EXERCISE PROMPT: Retrieve each line that contains the word "heading" from the entries below.

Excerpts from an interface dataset
· · · · · · ·
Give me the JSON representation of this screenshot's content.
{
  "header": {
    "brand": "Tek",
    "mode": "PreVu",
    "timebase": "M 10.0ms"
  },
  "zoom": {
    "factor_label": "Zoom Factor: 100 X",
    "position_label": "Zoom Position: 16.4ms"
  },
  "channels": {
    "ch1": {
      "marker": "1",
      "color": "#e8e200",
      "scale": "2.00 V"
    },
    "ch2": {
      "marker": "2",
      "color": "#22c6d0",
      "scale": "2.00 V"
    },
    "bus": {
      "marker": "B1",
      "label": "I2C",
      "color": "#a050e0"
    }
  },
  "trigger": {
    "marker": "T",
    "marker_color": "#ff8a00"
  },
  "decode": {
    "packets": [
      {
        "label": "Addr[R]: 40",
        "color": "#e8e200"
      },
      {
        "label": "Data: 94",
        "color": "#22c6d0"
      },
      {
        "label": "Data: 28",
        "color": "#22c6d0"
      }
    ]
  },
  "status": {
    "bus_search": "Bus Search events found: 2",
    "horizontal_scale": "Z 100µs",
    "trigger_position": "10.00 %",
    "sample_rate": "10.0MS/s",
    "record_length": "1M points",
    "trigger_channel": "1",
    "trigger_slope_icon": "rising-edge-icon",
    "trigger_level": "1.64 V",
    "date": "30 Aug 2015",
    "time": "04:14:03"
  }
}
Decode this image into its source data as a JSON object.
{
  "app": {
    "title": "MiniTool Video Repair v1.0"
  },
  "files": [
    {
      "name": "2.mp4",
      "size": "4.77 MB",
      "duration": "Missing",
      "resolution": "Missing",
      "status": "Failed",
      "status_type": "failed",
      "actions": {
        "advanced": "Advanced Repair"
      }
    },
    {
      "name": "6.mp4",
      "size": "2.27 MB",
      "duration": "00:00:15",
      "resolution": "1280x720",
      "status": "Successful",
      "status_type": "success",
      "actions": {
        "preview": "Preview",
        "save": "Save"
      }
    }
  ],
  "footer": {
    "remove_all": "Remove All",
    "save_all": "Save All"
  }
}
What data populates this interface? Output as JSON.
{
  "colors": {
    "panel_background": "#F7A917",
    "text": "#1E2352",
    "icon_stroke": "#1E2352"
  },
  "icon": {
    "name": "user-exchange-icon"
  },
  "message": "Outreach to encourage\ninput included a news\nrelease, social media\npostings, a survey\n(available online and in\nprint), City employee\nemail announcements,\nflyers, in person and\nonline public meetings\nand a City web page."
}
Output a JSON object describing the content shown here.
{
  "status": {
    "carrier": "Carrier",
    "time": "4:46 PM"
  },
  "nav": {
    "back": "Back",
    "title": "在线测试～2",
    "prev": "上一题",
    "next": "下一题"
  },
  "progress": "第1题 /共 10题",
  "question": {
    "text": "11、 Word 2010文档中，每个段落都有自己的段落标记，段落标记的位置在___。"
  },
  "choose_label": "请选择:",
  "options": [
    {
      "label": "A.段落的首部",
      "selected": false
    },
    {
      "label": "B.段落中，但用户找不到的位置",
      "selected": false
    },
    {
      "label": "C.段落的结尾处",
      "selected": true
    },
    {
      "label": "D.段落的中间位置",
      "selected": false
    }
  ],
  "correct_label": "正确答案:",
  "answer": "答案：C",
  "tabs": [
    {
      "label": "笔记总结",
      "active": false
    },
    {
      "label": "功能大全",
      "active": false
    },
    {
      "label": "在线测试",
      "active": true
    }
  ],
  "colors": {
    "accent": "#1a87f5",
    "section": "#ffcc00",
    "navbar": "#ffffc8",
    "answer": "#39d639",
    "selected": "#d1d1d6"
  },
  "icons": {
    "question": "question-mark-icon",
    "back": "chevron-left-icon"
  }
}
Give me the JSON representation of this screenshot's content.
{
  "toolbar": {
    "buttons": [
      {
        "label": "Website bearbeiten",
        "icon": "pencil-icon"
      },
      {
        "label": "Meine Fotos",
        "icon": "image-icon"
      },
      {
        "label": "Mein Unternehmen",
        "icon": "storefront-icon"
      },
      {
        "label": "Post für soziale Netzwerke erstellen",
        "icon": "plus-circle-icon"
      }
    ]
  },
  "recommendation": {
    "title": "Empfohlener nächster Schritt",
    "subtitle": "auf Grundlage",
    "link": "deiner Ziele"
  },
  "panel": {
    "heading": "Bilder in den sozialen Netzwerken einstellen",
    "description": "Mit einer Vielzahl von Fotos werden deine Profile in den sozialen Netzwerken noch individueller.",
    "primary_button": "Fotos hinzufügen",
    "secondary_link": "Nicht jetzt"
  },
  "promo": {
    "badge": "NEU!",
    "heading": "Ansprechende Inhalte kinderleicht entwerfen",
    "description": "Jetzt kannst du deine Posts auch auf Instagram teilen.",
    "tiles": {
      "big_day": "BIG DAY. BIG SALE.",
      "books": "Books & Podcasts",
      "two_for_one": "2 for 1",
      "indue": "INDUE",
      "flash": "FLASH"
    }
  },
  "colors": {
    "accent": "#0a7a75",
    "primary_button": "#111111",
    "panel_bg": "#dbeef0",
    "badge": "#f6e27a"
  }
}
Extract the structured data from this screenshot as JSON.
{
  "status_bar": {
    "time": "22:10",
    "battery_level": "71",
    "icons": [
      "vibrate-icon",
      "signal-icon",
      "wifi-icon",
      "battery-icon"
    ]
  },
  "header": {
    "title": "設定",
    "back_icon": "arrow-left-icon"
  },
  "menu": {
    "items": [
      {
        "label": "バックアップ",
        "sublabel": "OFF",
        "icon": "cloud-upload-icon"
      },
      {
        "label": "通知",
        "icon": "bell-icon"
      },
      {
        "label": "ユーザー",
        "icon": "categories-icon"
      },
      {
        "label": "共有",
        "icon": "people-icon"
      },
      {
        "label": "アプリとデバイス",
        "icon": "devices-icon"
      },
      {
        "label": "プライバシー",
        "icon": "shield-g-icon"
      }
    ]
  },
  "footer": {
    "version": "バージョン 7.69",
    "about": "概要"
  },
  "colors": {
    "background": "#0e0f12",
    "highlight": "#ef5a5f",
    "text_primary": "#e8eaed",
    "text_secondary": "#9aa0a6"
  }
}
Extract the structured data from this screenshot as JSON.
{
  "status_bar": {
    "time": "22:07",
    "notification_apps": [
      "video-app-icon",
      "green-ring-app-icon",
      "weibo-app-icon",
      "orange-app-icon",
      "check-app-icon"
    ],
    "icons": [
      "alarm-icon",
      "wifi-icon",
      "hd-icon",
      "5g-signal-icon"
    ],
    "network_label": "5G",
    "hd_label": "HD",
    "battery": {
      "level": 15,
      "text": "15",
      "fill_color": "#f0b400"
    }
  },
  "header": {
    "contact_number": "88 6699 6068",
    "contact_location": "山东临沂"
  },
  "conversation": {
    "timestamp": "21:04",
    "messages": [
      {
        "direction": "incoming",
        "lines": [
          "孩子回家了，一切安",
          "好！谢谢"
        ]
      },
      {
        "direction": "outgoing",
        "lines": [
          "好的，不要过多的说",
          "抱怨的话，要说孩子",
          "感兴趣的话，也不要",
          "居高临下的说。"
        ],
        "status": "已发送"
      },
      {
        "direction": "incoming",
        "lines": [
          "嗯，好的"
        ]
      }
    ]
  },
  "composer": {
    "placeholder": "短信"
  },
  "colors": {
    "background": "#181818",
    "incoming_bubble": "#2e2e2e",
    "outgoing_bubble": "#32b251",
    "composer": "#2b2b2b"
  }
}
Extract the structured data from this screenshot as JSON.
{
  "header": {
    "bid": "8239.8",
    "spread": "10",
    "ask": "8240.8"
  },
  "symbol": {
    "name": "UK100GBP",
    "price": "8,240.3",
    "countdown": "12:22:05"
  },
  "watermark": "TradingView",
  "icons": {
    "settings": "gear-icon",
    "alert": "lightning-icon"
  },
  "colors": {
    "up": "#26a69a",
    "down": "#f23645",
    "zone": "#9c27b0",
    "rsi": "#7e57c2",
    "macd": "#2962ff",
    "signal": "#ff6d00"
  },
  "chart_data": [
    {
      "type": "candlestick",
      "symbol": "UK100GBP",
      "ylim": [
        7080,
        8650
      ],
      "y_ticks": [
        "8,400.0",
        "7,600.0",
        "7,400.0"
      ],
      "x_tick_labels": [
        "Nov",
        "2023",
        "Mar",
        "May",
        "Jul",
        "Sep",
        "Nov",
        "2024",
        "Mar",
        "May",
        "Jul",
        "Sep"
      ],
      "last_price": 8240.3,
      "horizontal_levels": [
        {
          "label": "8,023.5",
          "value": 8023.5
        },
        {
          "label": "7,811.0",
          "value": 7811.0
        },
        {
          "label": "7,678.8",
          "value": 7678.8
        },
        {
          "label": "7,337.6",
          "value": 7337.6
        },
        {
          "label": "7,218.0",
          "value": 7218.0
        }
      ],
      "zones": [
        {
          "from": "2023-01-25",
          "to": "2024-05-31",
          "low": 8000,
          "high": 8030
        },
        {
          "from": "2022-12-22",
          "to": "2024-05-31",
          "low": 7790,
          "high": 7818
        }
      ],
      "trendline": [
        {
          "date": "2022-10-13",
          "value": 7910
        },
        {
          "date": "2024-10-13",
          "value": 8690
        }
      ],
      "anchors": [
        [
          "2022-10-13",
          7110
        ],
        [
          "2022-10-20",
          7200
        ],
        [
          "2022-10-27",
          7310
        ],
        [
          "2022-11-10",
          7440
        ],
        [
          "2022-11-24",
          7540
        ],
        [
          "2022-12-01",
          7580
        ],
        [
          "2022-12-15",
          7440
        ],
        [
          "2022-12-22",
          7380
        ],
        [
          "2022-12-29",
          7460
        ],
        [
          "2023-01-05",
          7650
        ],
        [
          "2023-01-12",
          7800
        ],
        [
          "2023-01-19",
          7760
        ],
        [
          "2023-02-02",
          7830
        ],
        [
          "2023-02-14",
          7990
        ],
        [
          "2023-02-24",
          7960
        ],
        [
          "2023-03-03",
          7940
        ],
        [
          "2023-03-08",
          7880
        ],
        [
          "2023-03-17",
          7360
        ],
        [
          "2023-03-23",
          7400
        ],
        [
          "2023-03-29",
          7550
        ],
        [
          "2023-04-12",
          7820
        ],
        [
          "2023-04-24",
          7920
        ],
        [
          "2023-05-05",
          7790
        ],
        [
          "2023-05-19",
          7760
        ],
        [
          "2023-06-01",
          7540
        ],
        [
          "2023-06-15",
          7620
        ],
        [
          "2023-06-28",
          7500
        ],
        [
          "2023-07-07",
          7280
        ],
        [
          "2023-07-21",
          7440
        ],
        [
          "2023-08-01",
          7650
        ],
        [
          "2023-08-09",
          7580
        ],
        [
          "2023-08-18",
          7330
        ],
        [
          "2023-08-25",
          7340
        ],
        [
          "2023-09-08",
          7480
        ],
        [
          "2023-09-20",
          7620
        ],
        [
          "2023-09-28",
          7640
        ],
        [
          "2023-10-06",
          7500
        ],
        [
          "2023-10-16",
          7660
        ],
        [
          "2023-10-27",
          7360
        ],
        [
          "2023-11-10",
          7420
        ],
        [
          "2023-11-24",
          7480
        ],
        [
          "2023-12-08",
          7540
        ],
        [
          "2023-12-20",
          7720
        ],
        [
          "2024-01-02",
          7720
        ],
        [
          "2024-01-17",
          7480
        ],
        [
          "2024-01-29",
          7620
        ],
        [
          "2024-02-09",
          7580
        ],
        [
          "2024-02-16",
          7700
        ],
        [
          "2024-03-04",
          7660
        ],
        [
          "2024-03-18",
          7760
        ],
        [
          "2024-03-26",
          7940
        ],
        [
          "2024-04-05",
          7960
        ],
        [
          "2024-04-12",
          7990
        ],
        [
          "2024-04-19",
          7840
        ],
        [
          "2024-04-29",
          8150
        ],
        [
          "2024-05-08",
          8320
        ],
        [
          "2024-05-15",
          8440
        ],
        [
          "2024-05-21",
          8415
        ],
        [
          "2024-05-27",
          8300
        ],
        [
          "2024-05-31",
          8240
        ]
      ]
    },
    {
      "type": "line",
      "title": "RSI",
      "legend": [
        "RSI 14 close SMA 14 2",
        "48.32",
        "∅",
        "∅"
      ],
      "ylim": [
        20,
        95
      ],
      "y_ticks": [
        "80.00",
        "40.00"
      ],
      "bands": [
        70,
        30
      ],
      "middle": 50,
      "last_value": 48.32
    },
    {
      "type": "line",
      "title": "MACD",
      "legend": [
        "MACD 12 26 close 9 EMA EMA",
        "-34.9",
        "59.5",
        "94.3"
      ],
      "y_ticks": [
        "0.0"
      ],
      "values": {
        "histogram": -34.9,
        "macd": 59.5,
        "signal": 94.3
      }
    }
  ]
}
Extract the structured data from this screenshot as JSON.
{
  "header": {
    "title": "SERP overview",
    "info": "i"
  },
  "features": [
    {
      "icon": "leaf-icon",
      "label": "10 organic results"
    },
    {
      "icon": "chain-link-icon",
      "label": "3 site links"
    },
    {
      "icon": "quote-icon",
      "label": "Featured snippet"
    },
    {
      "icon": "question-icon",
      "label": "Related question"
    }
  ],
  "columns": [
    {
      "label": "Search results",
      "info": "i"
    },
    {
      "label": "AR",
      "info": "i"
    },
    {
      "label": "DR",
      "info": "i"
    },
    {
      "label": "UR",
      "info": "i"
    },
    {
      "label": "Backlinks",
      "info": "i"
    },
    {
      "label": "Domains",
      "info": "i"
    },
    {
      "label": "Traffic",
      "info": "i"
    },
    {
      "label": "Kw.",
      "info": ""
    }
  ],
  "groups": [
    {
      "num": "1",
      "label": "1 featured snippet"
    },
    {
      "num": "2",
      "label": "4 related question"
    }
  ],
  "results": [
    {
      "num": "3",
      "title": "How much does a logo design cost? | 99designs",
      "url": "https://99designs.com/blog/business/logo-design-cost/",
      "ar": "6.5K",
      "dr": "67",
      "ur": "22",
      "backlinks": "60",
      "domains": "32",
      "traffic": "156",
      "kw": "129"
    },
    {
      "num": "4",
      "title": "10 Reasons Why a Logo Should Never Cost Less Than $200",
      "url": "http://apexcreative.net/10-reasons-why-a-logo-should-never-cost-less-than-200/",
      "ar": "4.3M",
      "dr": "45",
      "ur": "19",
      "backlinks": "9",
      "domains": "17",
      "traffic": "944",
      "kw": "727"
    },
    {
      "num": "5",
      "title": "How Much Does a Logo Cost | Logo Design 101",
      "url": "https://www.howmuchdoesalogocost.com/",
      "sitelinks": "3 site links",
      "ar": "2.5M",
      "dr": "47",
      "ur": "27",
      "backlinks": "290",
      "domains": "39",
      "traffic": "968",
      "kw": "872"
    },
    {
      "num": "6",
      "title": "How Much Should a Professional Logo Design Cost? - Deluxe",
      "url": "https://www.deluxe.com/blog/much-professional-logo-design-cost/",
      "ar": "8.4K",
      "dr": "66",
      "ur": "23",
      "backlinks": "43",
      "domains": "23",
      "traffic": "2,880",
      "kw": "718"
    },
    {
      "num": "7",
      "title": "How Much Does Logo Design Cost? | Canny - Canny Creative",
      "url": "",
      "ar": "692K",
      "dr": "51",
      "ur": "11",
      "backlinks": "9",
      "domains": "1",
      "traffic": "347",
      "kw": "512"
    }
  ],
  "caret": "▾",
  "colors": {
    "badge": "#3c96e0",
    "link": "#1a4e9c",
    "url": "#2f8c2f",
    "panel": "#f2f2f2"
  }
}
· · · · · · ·
REPLY TO THE TASK:
    "heading": "Bilder in den sozialen Netzwerken einstellen",
    "heading": "Ansprechende Inhalte kinderleicht entwerfen",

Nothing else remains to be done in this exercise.